The modeling in this study predicts the cost of electricity will go down by 2050. Why? There's no fuel cost with renewables. In contrast, generating electricity from coal in Minnesota requires hauling coal from Wyoming or elsewhere to Minnesota by train and then burning it.

But decommissioning these big power plants does cost money, and the study factored the costs of those closures into its analysis. Another thing that could cost money is building more transmission to make sure our grid is well connected and reliable.

What happens with all of Minnesota's emissions that don't fit into the electricity category, like agriculture and factories?

The study didn't talk about how we might reduce emissions in agriculture and heavy industry. Tom Peterson, the CEO of the Center for Climate Strategies who has done previous studies on Minnesota's greenhouse gas emissions, said his group's work also showed that focusing on electricity is the best strategy.

But he said it's really important not to ignore those other areas. For example, one of the assumptions that goes into a lot of these emissions models is that our forests are going to be a carbon sink.

As we've seen recently with these massive forest fires which are adding emissions, assumptions can sometimes be wrong.

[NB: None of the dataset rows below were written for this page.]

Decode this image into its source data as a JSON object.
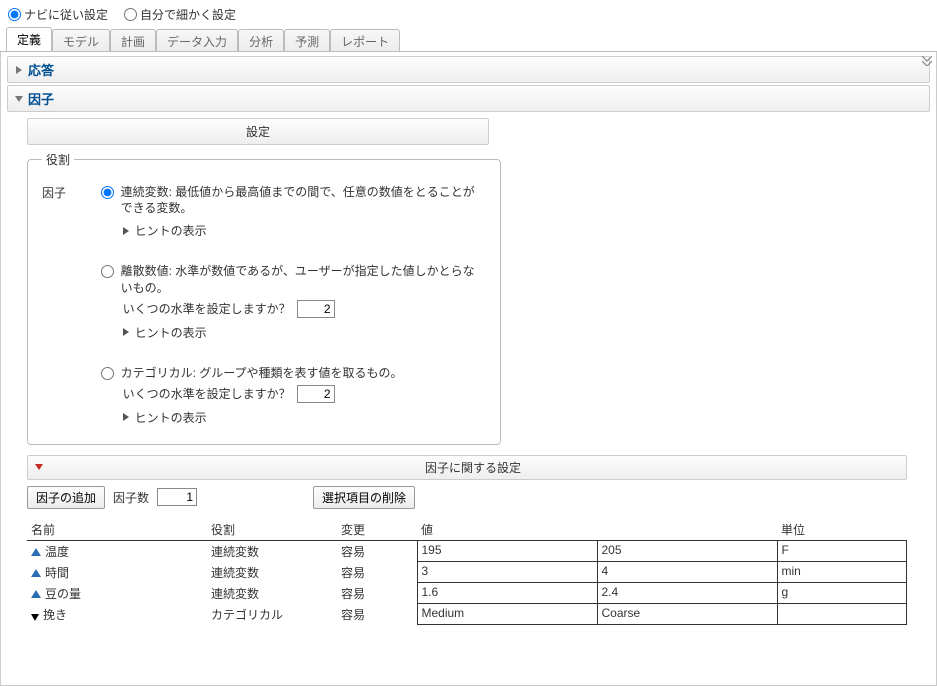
{
  "top": {
    "option_navi": "ナビに従い設定",
    "option_manual": "自分で細かく設定"
  },
  "tabs": [
    "定義",
    "モデル",
    "計画",
    "データ入力",
    "分析",
    "予測",
    "レポート"
  ],
  "active_tab_index": 0,
  "sections": {
    "response": "応答",
    "factor": "因子"
  },
  "settings_header": "設定",
  "roles": {
    "legend": "役割",
    "label": "因子",
    "hint_label": "ヒントの表示",
    "continuous": "連続変数: 最低値から最高値までの間で、任意の数値をとることができる変数。",
    "discrete": "離散数値: 水準が数値であるが、ユーザーが指定した値しかとらないもの。",
    "categorical": "カテゴリカル: グループや種類を表す値を取るもの。",
    "levels_prompt": "いくつの水準を設定しますか？",
    "discrete_levels": "2",
    "categorical_levels": "2"
  },
  "factors_panel": {
    "title": "因子に関する設定",
    "add_button": "因子の追加",
    "count_label": "因子数",
    "count_value": "1",
    "delete_button": "選択項目の削除",
    "headers": {
      "name": "名前",
      "role": "役割",
      "change": "変更",
      "value": "値",
      "unit": "単位"
    },
    "rows": [
      {
        "kind": "cont",
        "name": "温度",
        "role": "連続変数",
        "change": "容易",
        "v1": "195",
        "v2": "205",
        "unit": "F"
      },
      {
        "kind": "cont",
        "name": "時間",
        "role": "連続変数",
        "change": "容易",
        "v1": "3",
        "v2": "4",
        "unit": "min"
      },
      {
        "kind": "cont",
        "name": "豆の量",
        "role": "連続変数",
        "change": "容易",
        "v1": "1.6",
        "v2": "2.4",
        "unit": "g"
      },
      {
        "kind": "cat",
        "name": "挽き",
        "role": "カテゴリカル",
        "change": "容易",
        "v1": "Medium",
        "v2": "Coarse",
        "unit": ""
      }
    ]
  }
}
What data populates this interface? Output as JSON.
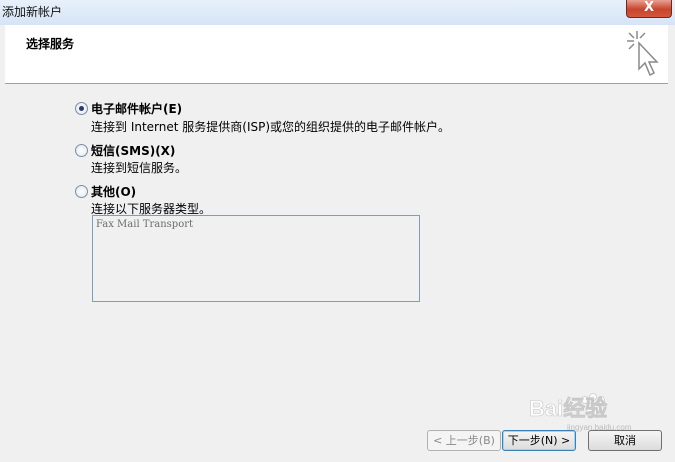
{
  "window": {
    "title": "添加新帐户",
    "close_symbol": "X"
  },
  "header": {
    "title": "选择服务"
  },
  "options": [
    {
      "label": "电子邮件帐户(E)",
      "description": "连接到 Internet 服务提供商(ISP)或您的组织提供的电子邮件帐户。",
      "checked": true
    },
    {
      "label": "短信(SMS)(X)",
      "description": "连接到短信服务。",
      "checked": false
    },
    {
      "label": "其他(O)",
      "description": "连接以下服务器类型。",
      "checked": false
    }
  ],
  "other_servers": {
    "items": [
      "Fax Mail Transport"
    ]
  },
  "buttons": {
    "back": "< 上一步(B)",
    "next": "下一步(N) >",
    "cancel": "取消"
  },
  "watermark": {
    "text": "Bai经验",
    "sub": "jingyan.baidu.com"
  }
}
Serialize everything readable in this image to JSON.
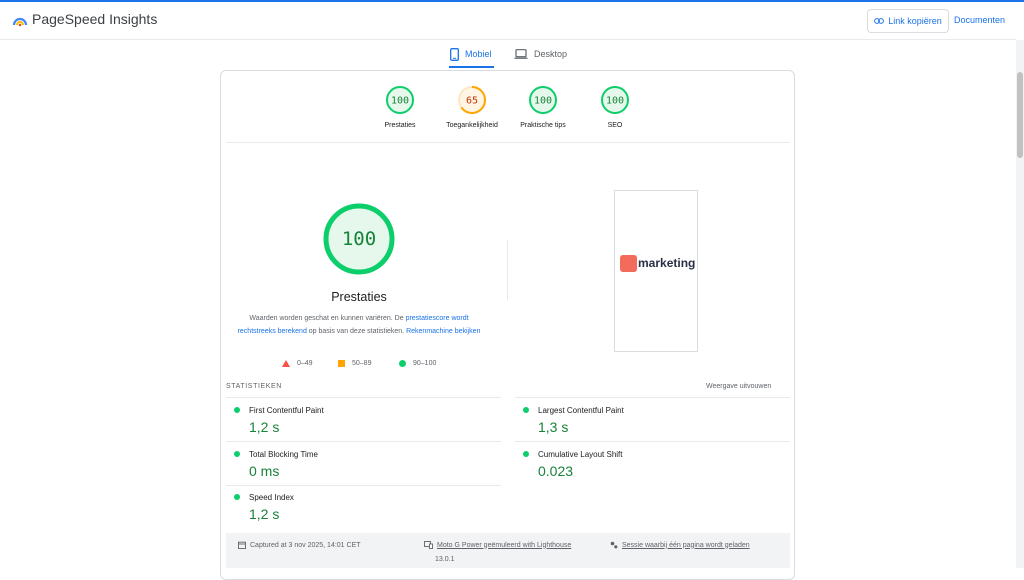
{
  "header": {
    "brand": "PageSpeed Insights",
    "copy_link_label": "Link kopiëren",
    "docs_label": "Documenten"
  },
  "tabs": [
    {
      "label": "Mobiel",
      "icon": "smartphone-icon",
      "active": true
    },
    {
      "label": "Desktop",
      "icon": "laptop-icon",
      "active": false
    }
  ],
  "scores": [
    {
      "value": "100",
      "label": "Prestaties",
      "color": "#0cce6b"
    },
    {
      "value": "65",
      "label": "Toegankelijkheid",
      "color": "#ffa400"
    },
    {
      "value": "100",
      "label": "Praktische tips",
      "color": "#0cce6b"
    },
    {
      "value": "100",
      "label": "SEO",
      "color": "#0cce6b"
    }
  ],
  "performance": {
    "score": "100",
    "title": "Prestaties",
    "desc_1": "Waarden worden geschat en kunnen variëren. De ",
    "desc_link_1": "prestatiescore wordt rechtstreeks berekend",
    "desc_2": " op basis van deze statistieken. ",
    "desc_link_2": "Rekenmachine bekijken"
  },
  "legend": [
    {
      "range": "0–49",
      "shape": "triangle",
      "color": "#ff4e42"
    },
    {
      "range": "50–89",
      "shape": "square",
      "color": "#ffa400"
    },
    {
      "range": "90–100",
      "shape": "circle",
      "color": "#0cce6b"
    }
  ],
  "screenshot": {
    "brand_text": "marketing"
  },
  "stats": {
    "heading": "STATISTIEKEN",
    "expand_label": "Weergave uitvouwen",
    "metrics": [
      {
        "name": "First Contentful Paint",
        "value": "1,2 s"
      },
      {
        "name": "Largest Contentful Paint",
        "value": "1,3 s"
      },
      {
        "name": "Total Blocking Time",
        "value": "0 ms"
      },
      {
        "name": "Cumulative Layout Shift",
        "value": "0.023"
      },
      {
        "name": "Speed Index",
        "value": "1,2 s"
      }
    ]
  },
  "footer": {
    "captured": "Captured at 3 nov 2025, 14:01 CET",
    "device": "Moto G Power geëmuleerd with Lighthouse",
    "version": "13.0.1",
    "session": "Sessie waarbij één pagina wordt geladen"
  },
  "colors": {
    "accent": "#1a73e8",
    "pass": "#0cce6b",
    "average": "#ffa400",
    "fail": "#ff4e42",
    "pass_text": "#178239"
  }
}
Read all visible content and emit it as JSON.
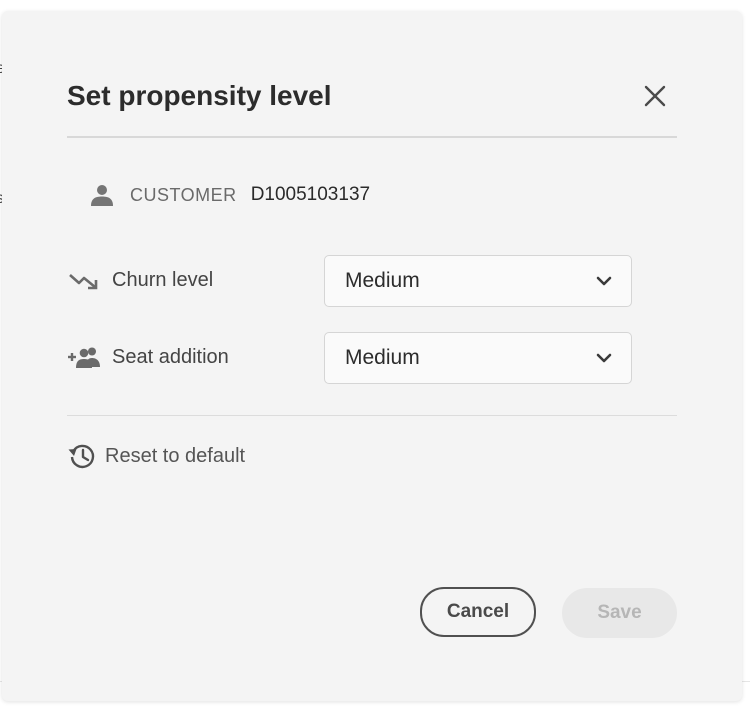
{
  "background": {
    "fragment_top": "e",
    "fragment_mid": "s"
  },
  "dialog": {
    "title": "Set propensity level",
    "close_icon": "close-icon",
    "customer": {
      "icon": "person-icon",
      "label": "CUSTOMER",
      "id": "D1005103137"
    },
    "fields": [
      {
        "icon": "trending-down-icon",
        "label": "Churn level",
        "value": "Medium"
      },
      {
        "icon": "add-people-icon",
        "label": "Seat addition",
        "value": "Medium"
      }
    ],
    "reset": {
      "icon": "history-icon",
      "label": "Reset to default"
    },
    "buttons": {
      "cancel": "Cancel",
      "save": "Save",
      "save_disabled": true
    }
  },
  "colors": {
    "dialog_bg": "#f4f4f4",
    "text_primary": "#2c2c2c",
    "disabled_bg": "#e8e8e8",
    "disabled_text": "#b6b6b6"
  }
}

He said we can't ignore what's happening in these other sectors of our economy, and that we want to have as many options available to us as possible to reduce emissions.

What does the study say about how the average consumer might notice a difference in 2050?

If you're envisioning solar panels and batteries on every home and business, that probably won't be the case.

While early adopters are expected to continue embracing renewable energy, the really big changes are expected to happen on a larger scale. That includes large-scale solar energy facilities and battery backup near transmission lines.

Consumers will notice the transition from gasoline-powered vehicles to electric.

Another change is expected in heating. Both space and water heating could be electric instead of natural gas or heating oil, and there are already electric powered boilers and furnaces out there.

What does the McKnight Foundation hope will happen with this study?

They want it to help inform the discussion that's been going on in the state about how to reduce emissions to address climate change. And they're also hoping that it's specific and technical enough to give people a sense of optimism that Minnesota really can transition to renewable energy while keeping it affordable and reliable. They didn't make any specific policy recommendations, but we will likely start seeing some of that from various groups after the election in November.